• **What needs to be done**: I would like every entry below written out exactly.

(Element data from apps and pages)

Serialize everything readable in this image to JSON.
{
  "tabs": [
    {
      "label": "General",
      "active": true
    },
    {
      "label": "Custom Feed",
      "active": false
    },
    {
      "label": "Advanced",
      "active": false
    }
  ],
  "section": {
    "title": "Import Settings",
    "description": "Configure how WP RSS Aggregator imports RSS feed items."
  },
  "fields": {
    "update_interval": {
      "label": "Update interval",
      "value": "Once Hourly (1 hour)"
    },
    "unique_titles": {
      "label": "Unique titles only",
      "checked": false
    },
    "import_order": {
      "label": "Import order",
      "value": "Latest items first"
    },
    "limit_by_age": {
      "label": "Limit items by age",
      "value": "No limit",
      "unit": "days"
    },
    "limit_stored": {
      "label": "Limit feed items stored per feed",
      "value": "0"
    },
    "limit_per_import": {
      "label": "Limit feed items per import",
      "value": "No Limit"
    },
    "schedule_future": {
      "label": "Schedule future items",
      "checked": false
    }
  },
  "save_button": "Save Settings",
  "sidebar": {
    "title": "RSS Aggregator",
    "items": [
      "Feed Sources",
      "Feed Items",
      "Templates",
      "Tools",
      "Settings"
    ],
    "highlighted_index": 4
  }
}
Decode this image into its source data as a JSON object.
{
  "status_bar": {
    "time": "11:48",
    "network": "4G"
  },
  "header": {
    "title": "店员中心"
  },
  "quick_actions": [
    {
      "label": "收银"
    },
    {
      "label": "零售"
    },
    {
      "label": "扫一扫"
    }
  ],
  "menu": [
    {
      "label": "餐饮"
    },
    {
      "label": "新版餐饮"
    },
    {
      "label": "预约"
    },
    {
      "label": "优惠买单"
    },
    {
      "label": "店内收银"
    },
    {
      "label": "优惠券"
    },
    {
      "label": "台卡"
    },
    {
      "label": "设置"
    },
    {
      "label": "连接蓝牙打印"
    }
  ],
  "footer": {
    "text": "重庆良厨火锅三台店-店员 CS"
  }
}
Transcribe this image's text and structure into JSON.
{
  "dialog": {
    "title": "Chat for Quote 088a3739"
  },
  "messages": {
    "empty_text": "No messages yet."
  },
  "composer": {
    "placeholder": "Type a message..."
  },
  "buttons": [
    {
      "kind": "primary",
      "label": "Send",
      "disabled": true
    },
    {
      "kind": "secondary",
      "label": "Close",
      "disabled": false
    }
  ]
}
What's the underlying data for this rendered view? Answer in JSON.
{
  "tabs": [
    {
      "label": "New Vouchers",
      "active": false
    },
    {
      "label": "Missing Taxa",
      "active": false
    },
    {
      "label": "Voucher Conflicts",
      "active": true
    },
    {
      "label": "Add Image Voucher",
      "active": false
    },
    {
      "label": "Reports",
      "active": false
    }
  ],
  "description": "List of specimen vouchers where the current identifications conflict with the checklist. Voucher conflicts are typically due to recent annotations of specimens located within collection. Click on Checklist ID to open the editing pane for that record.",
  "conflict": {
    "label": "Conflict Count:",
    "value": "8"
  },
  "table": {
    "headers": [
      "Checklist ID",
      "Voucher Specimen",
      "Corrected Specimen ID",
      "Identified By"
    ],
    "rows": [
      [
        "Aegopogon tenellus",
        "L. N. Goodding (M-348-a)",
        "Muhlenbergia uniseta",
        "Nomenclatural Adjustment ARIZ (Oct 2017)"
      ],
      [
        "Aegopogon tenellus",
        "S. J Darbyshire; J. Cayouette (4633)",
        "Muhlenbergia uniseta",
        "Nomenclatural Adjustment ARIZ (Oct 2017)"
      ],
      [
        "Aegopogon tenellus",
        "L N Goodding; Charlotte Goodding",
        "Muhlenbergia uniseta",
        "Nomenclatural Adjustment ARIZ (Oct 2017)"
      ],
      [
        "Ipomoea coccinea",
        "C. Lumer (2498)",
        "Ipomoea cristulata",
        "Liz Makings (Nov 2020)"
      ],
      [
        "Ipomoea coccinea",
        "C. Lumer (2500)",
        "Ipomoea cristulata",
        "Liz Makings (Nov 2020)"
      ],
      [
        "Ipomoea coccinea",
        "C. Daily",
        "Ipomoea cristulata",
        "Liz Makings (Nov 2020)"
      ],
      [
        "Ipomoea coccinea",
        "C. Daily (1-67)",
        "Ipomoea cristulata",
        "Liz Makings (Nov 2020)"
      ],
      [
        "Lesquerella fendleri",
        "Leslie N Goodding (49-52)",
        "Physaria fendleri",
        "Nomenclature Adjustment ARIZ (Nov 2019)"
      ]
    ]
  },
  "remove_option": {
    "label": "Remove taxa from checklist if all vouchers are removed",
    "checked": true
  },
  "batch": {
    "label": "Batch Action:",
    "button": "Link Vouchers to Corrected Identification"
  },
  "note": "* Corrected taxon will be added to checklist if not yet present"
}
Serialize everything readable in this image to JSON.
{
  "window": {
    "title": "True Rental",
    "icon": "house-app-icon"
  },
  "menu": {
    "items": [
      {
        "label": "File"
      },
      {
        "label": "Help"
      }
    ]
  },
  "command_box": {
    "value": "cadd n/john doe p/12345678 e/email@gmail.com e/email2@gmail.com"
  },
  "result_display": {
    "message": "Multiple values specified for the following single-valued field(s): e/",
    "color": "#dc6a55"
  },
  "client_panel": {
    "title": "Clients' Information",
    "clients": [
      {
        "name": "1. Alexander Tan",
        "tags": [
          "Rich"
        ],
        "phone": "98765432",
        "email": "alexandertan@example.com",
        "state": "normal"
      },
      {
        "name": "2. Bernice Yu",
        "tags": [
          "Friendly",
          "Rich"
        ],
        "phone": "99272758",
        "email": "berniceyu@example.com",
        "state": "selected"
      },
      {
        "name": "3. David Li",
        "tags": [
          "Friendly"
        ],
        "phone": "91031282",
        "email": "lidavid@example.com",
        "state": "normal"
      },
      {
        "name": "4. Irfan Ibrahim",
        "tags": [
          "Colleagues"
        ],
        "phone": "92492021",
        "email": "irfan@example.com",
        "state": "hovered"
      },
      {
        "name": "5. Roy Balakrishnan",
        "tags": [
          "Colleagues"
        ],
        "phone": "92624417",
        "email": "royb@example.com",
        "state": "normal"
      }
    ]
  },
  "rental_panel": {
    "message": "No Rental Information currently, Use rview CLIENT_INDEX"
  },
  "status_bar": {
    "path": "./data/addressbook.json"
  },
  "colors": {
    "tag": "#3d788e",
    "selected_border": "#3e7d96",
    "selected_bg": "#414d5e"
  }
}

• **Response for this exercise**:
Serialize everything readable in this image to JSON.
{
  "tabs": [
    {
      "label": "General",
      "active": true
    },
    {
      "label": "Custom Feed",
      "active": false
    },
    {
      "label": "Advanced",
      "active": false
    }
  ],
  "section": {
    "title": "Import Settings",
    "description": "Configure how WP RSS Aggregator imports RSS feed items."
  },
  "fields": {
    "update_interval": {
      "label": "Update interval",
      "value": "Once Hourly (1 hour)"
    },
    "unique_titles": {
      "label": "Unique titles only",
      "checked": false
    },
    "import_order": {
      "label": "Import order",
      "value": "Latest items first"
    },
    "limit_by_age": {
      "label": "Limit items by age",
      "value": "No limit",
      "unit": "days"
    },
    "limit_stored": {
      "label": "Limit feed items stored per feed",
      "value": "0"
    },
    "limit_per_import": {
      "label": "Limit feed items per import",
      "value": "No Limit"
    },
    "schedule_future": {
      "label": "Schedule future items",
      "checked": false
    }
  },
  "save_button": "Save Settings",
  "sidebar": {
    "title": "RSS Aggregator",
    "items": [
      "Feed Sources",
      "Feed Items",
      "Templates",
      "Tools",
      "Settings"
    ],
    "highlighted_index": 4
  }
}
Decode this image into its source data as a JSON object.
{
  "status_bar": {
    "time": "11:48",
    "network": "4G"
  },
  "header": {
    "title": "店员中心"
  },
  "quick_actions": [
    {
      "label": "收银"
    },
    {
      "label": "零售"
    },
    {
      "label": "扫一扫"
    }
  ],
  "menu": [
    {
      "label": "餐饮"
    },
    {
      "label": "新版餐饮"
    },
    {
      "label": "预约"
    },
    {
      "label": "优惠买单"
    },
    {
      "label": "店内收银"
    },
    {
      "label": "优惠券"
    },
    {
      "label": "台卡"
    },
    {
      "label": "设置"
    },
    {
      "label": "连接蓝牙打印"
    }
  ],
  "footer": {
    "text": "重庆良厨火锅三台店-店员 CS"
  }
}
Transcribe this image's text and structure into JSON.
{
  "dialog": {
    "title": "Chat for Quote 088a3739"
  },
  "messages": {
    "empty_text": "No messages yet."
  },
  "composer": {
    "placeholder": "Type a message..."
  },
  "buttons": [
    {
      "kind": "primary",
      "label": "Send",
      "disabled": true
    },
    {
      "kind": "secondary",
      "label": "Close",
      "disabled": false
    }
  ]
}
What's the underlying data for this rendered view? Answer in JSON.
{
  "tabs": [
    {
      "label": "New Vouchers",
      "active": false
    },
    {
      "label": "Missing Taxa",
      "active": false
    },
    {
      "label": "Voucher Conflicts",
      "active": true
    },
    {
      "label": "Add Image Voucher",
      "active": false
    },
    {
      "label": "Reports",
      "active": false
    }
  ],
  "description": "List of specimen vouchers where the current identifications conflict with the checklist. Voucher conflicts are typically due to recent annotations of specimens located within collection. Click on Checklist ID to open the editing pane for that record.",
  "conflict": {
    "label": "Conflict Count:",
    "value": "8"
  },
  "table": {
    "headers": [
      "Checklist ID",
      "Voucher Specimen",
      "Corrected Specimen ID",
      "Identified By"
    ],
    "rows": [
      [
        "Aegopogon tenellus",
        "L. N. Goodding (M-348-a)",
        "Muhlenbergia uniseta",
        "Nomenclatural Adjustment ARIZ (Oct 2017)"
      ],
      [
        "Aegopogon tenellus",
        "S. J Darbyshire; J. Cayouette (4633)",
        "Muhlenbergia uniseta",
        "Nomenclatural Adjustment ARIZ (Oct 2017)"
      ],
      [
        "Aegopogon tenellus",
        "L N Goodding; Charlotte Goodding",
        "Muhlenbergia uniseta",
        "Nomenclatural Adjustment ARIZ (Oct 2017)"
      ],
      [
        "Ipomoea coccinea",
        "C. Lumer (2498)",
        "Ipomoea cristulata",
        "Liz Makings (Nov 2020)"
      ],
      [
        "Ipomoea coccinea",
        "C. Lumer (2500)",
        "Ipomoea cristulata",
        "Liz Makings (Nov 2020)"
      ],
      [
        "Ipomoea coccinea",
        "C. Daily",
        "Ipomoea cristulata",
        "Liz Makings (Nov 2020)"
      ],
      [
        "Ipomoea coccinea",
        "C. Daily (1-67)",
        "Ipomoea cristulata",
        "Liz Makings (Nov 2020)"
      ],
      [
        "Lesquerella fendleri",
        "Leslie N Goodding (49-52)",
        "Physaria fendleri",
        "Nomenclature Adjustment ARIZ (Nov 2019)"
      ]
    ]
  },
  "remove_option": {
    "label": "Remove taxa from checklist if all vouchers are removed",
    "checked": true
  },
  "batch": {
    "label": "Batch Action:",
    "button": "Link Vouchers to Corrected Identification"
  },
  "note": "* Corrected taxon will be added to checklist if not yet present"
}
Serialize everything readable in this image to JSON.
{
  "window": {
    "title": "True Rental",
    "icon": "house-app-icon"
  },
  "menu": {
    "items": [
      {
        "label": "File"
      },
      {
        "label": "Help"
      }
    ]
  },
  "command_box": {
    "value": "cadd n/john doe p/12345678 e/email@gmail.com e/email2@gmail.com"
  },
  "result_display": {
    "message": "Multiple values specified for the following single-valued field(s): e/",
    "color": "#dc6a55"
  },
  "client_panel": {
    "title": "Clients' Information",
    "clients": [
      {
        "name": "1. Alexander Tan",
        "tags": [
          "Rich"
        ],
        "phone": "98765432",
        "email": "alexandertan@example.com",
        "state": "normal"
      },
      {
        "name": "2. Bernice Yu",
        "tags": [
          "Friendly",
          "Rich"
        ],
        "phone": "99272758",
        "email": "berniceyu@example.com",
        "state": "selected"
      },
      {
        "name": "3. David Li",
        "tags": [
          "Friendly"
        ],
        "phone": "91031282",
        "email": "lidavid@example.com",
        "state": "normal"
      },
      {
        "name": "4. Irfan Ibrahim",
        "tags": [
          "Colleagues"
        ],
        "phone": "92492021",
        "email": "irfan@example.com",
        "state": "hovered"
      },
      {
        "name": "5. Roy Balakrishnan",
        "tags": [
          "Colleagues"
        ],
        "phone": "92624417",
        "email": "royb@example.com",
        "state": "normal"
      }
    ]
  },
  "rental_panel": {
    "message": "No Rental Information currently, Use rview CLIENT_INDEX"
  },
  "status_bar": {
    "path": "./data/addressbook.json"
  },
  "colors": {
    "tag": "#3d788e",
    "selected_border": "#3e7d96",
    "selected_bg": "#414d5e"
  }
}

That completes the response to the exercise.